I asked Dr. Steuerwald if he wanted to write a blog post on pericardiocentesis.  He responded with this:

Giant Clamshell - Aquarium Finisterrae.  Source: wikipedia commons, I, Drow Male
Giant Clamshell - Aquarium Finisterrae. Source: wikipedia commons, I, Drow Male

“Pericardiocentesis is stupid…

Do a clamshell instead”

Not exactly what I was expecting in response, but it does bring up a couple of interesting points..

First, pericardiocentesis should be considered a temporizing procedure.  In the setting of trauma, you are hoping that the pericardiocentesis will clear a small amount of blood from the pericardial space and remove any tamponade the might be present.  It is likely, however, because of the mechanism of injury, that blood will again rapidly accumulate leading to recurrent tamponade physiology.  Ultimately (but not on Air Care — DON’T do a clamshell), these patients will need a pericardial window, exploration, and repair of whatever injury is causing the accumulation of blood.  Pericardiocentesis has fallen out of favor as a standard procedure in the evaluation of the traumatic arrest patient as it has been replaced by the use of ultrasound to evaluate for the presence of pericardial effusion.  (Hey, we have one of those on the helicopter!)

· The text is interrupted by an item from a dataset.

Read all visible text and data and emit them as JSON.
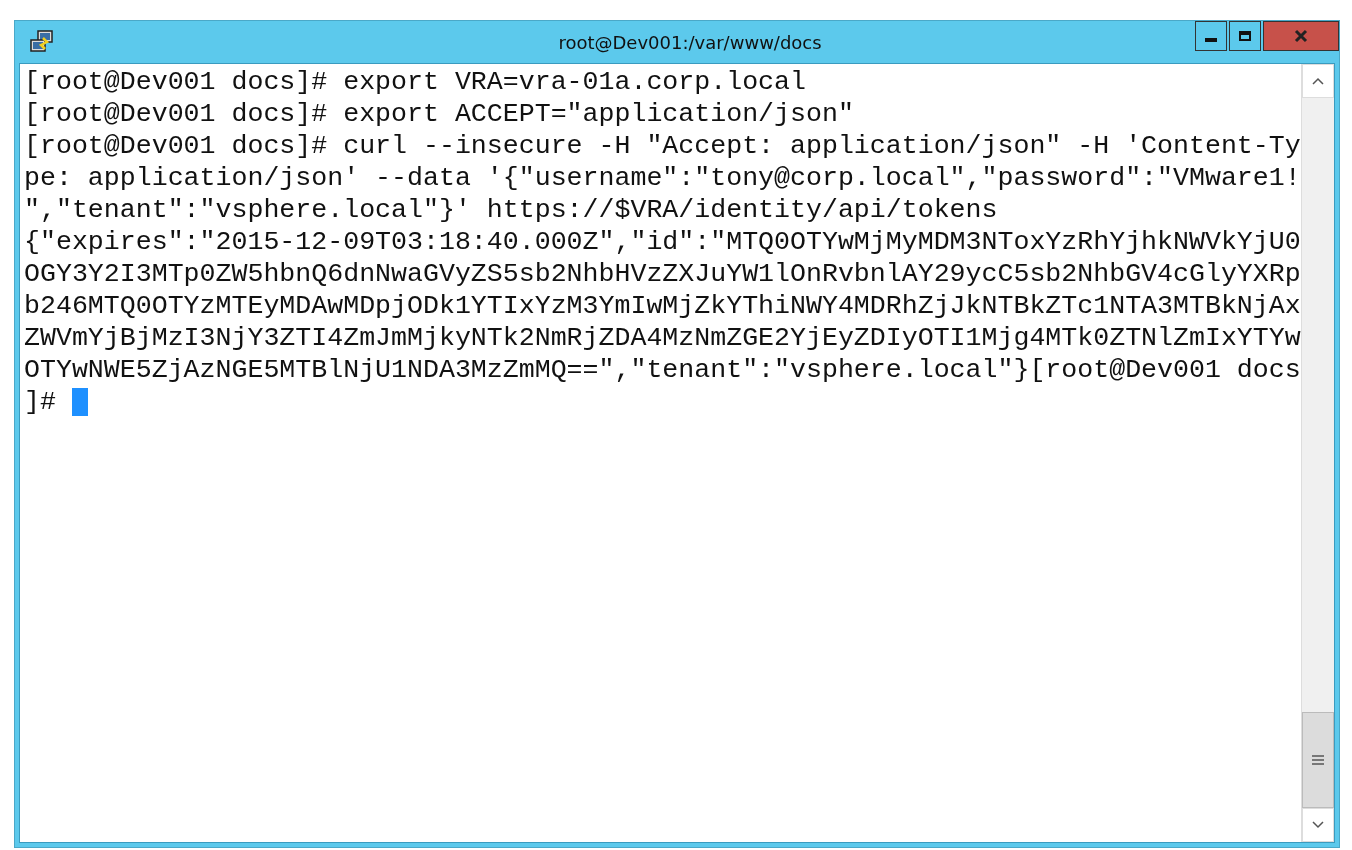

The second interesting point brought up by Dr. Steuerwald’s rebuff is more of a question than a point.  Will HEMS services be doing (rigorously protocoled) clamshell thoracotomies in the field in the future?  Potentially. (but there are going to be significant hurdles to the field implementation of such a procedure)

Outside of trauma, there are a couple of scenarios in which the performance of a pericardiocentesis may be needed.  If a patient is being transferred for definitive treatment of pericardial tamponade (think cardiac patients or patients with metastatic cancer and pericardial effusion) from an outside hospital, one would expect that a pericardocentesis had already been performed, and a drain placed.  However, this is not necessarily the case depending on the resources of the outlying hospital.  In addition, a pericardial drain could malfunction or could become dislodged in transport, necessitating repeat performance of the procedure

Let’s take a look at how to perform a pericardiocentesis with our 2-part video series.

Video 1 - Procedural Slide Set

Video 2 - First Person Video of Procedure from Start to Finish